DATASET START

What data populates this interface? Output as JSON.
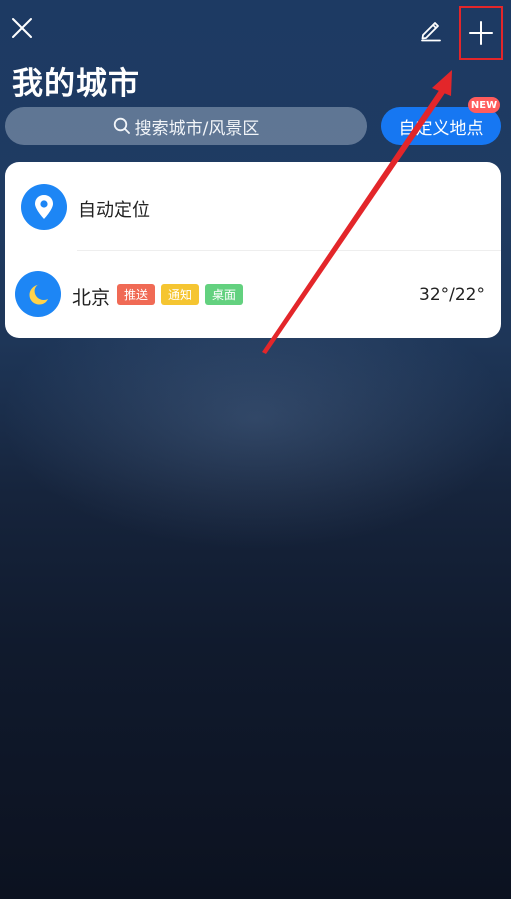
{
  "header": {
    "title": "我的城市"
  },
  "search": {
    "placeholder": "搜索城市/风景区"
  },
  "custom_location": {
    "label": "自定义地点",
    "badge": "NEW"
  },
  "auto_location": {
    "label": "自动定位"
  },
  "cities": [
    {
      "name": "北京",
      "tags": [
        "推送",
        "通知",
        "桌面"
      ],
      "temperature": "32°/22°"
    }
  ],
  "colors": {
    "accent": "#1677f2",
    "highlight_box": "#e3262a",
    "tag_push": "#f06a55",
    "tag_notify": "#f5c531",
    "tag_desk": "#63d17f"
  },
  "icons": {
    "close": "close-icon",
    "edit": "pencil-icon",
    "add": "plus-icon",
    "search": "search-icon",
    "location": "location-pin-icon",
    "weather": "moon-icon"
  }
}
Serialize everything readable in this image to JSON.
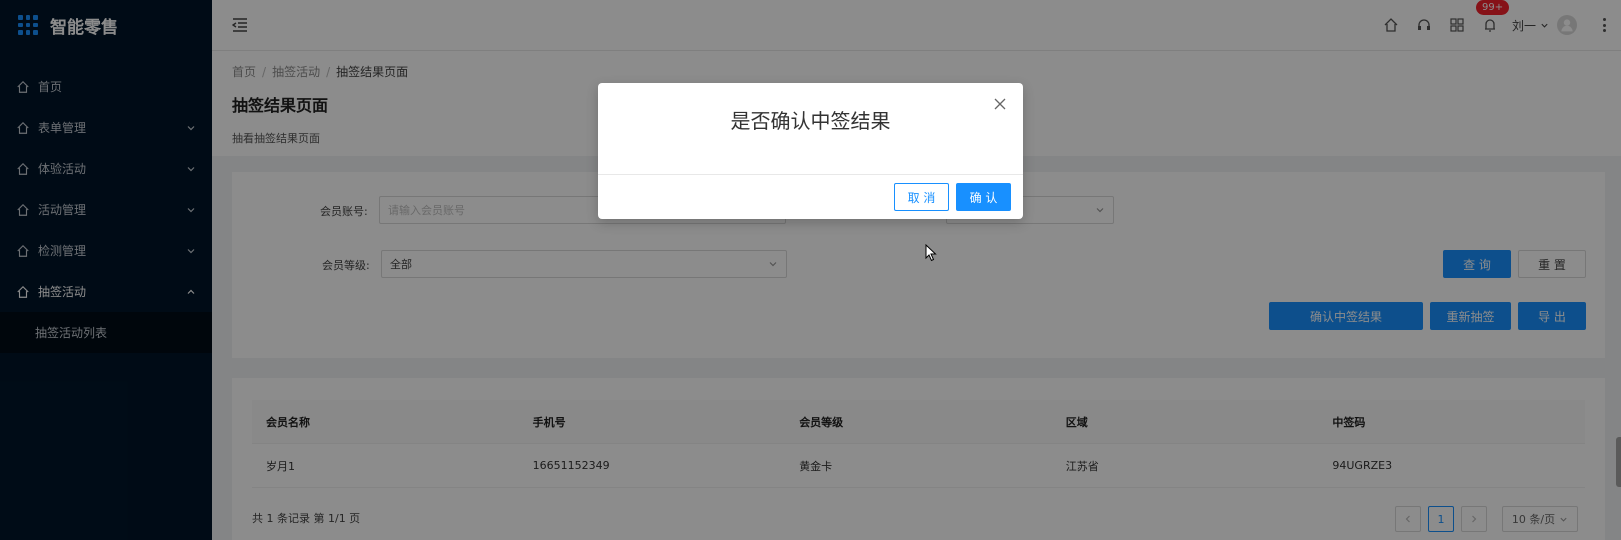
{
  "app": {
    "brand": "智能零售"
  },
  "sidebar": {
    "items": [
      {
        "label": "首页",
        "has_children": false
      },
      {
        "label": "表单管理",
        "has_children": true
      },
      {
        "label": "体验活动",
        "has_children": true
      },
      {
        "label": "活动管理",
        "has_children": true
      },
      {
        "label": "检测管理",
        "has_children": true
      },
      {
        "label": "抽签活动",
        "has_children": true,
        "expanded": true
      }
    ],
    "sub_items": [
      {
        "label": "抽签活动列表"
      }
    ]
  },
  "header": {
    "icons": [
      "home-icon",
      "headset-icon",
      "app-grid-icon",
      "bell-icon"
    ],
    "notification_badge": "99+",
    "user_name": "刘一"
  },
  "breadcrumb": {
    "items": [
      "首页",
      "抽签活动",
      "抽签结果页面"
    ]
  },
  "page": {
    "title": "抽签结果页面",
    "description": "抽看抽签结果页面"
  },
  "search": {
    "member_account_label": "会员账号:",
    "member_account_placeholder": "请输入会员账号",
    "member_level_label": "会员等级:",
    "member_level_value": "全部",
    "query_label": "查 询",
    "reset_label": "重 置",
    "confirm_result_label": "确认中签结果",
    "redraw_label": "重新抽签",
    "export_label": "导 出"
  },
  "table": {
    "columns": [
      "会员名称",
      "手机号",
      "会员等级",
      "区域",
      "中签码"
    ],
    "rows": [
      [
        "岁月1",
        "16651152349",
        "黄金卡",
        "江苏省",
        "94UGRZE3"
      ]
    ]
  },
  "pagination": {
    "summary": "共 1 条记录 第 1/1 页",
    "current_page": "1",
    "page_size": "10 条/页"
  },
  "modal": {
    "title": "是否确认中签结果",
    "cancel_label": "取 消",
    "confirm_label": "确 认"
  },
  "colors": {
    "sidebar_bg": "#001529",
    "primary": "#1890ff",
    "badge": "#f5222d"
  }
}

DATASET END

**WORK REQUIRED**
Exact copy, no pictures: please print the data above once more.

**SOLUTION TO THIS EXERCISE**
What data populates this interface? Output as JSON.
{
  "header": {
    "title": "我的城市"
  },
  "search": {
    "placeholder": "搜索城市/风景区"
  },
  "custom_location": {
    "label": "自定义地点",
    "badge": "NEW"
  },
  "auto_location": {
    "label": "自动定位"
  },
  "cities": [
    {
      "name": "北京",
      "tags": [
        "推送",
        "通知",
        "桌面"
      ],
      "temperature": "32°/22°"
    }
  ],
  "colors": {
    "accent": "#1677f2",
    "highlight_box": "#e3262a",
    "tag_push": "#f06a55",
    "tag_notify": "#f5c531",
    "tag_desk": "#63d17f"
  },
  "icons": {
    "close": "close-icon",
    "edit": "pencil-icon",
    "add": "plus-icon",
    "search": "search-icon",
    "location": "location-pin-icon",
    "weather": "moon-icon"
  }
}
Serialize everything readable in this image to JSON.
{
  "app": {
    "brand": "智能零售"
  },
  "sidebar": {
    "items": [
      {
        "label": "首页",
        "has_children": false
      },
      {
        "label": "表单管理",
        "has_children": true
      },
      {
        "label": "体验活动",
        "has_children": true
      },
      {
        "label": "活动管理",
        "has_children": true
      },
      {
        "label": "检测管理",
        "has_children": true
      },
      {
        "label": "抽签活动",
        "has_children": true,
        "expanded": true
      }
    ],
    "sub_items": [
      {
        "label": "抽签活动列表"
      }
    ]
  },
  "header": {
    "icons": [
      "home-icon",
      "headset-icon",
      "app-grid-icon",
      "bell-icon"
    ],
    "notification_badge": "99+",
    "user_name": "刘一"
  },
  "breadcrumb": {
    "items": [
      "首页",
      "抽签活动",
      "抽签结果页面"
    ]
  },
  "page": {
    "title": "抽签结果页面",
    "description": "抽看抽签结果页面"
  },
  "search": {
    "member_account_label": "会员账号:",
    "member_account_placeholder": "请输入会员账号",
    "member_level_label": "会员等级:",
    "member_level_value": "全部",
    "query_label": "查 询",
    "reset_label": "重 置",
    "confirm_result_label": "确认中签结果",
    "redraw_label": "重新抽签",
    "export_label": "导 出"
  },
  "table": {
    "columns": [
      "会员名称",
      "手机号",
      "会员等级",
      "区域",
      "中签码"
    ],
    "rows": [
      [
        "岁月1",
        "16651152349",
        "黄金卡",
        "江苏省",
        "94UGRZE3"
      ]
    ]
  },
  "pagination": {
    "summary": "共 1 条记录 第 1/1 页",
    "current_page": "1",
    "page_size": "10 条/页"
  },
  "modal": {
    "title": "是否确认中签结果",
    "cancel_label": "取 消",
    "confirm_label": "确 认"
  },
  "colors": {
    "sidebar_bg": "#001529",
    "primary": "#1890ff",
    "badge": "#f5222d"
  }
}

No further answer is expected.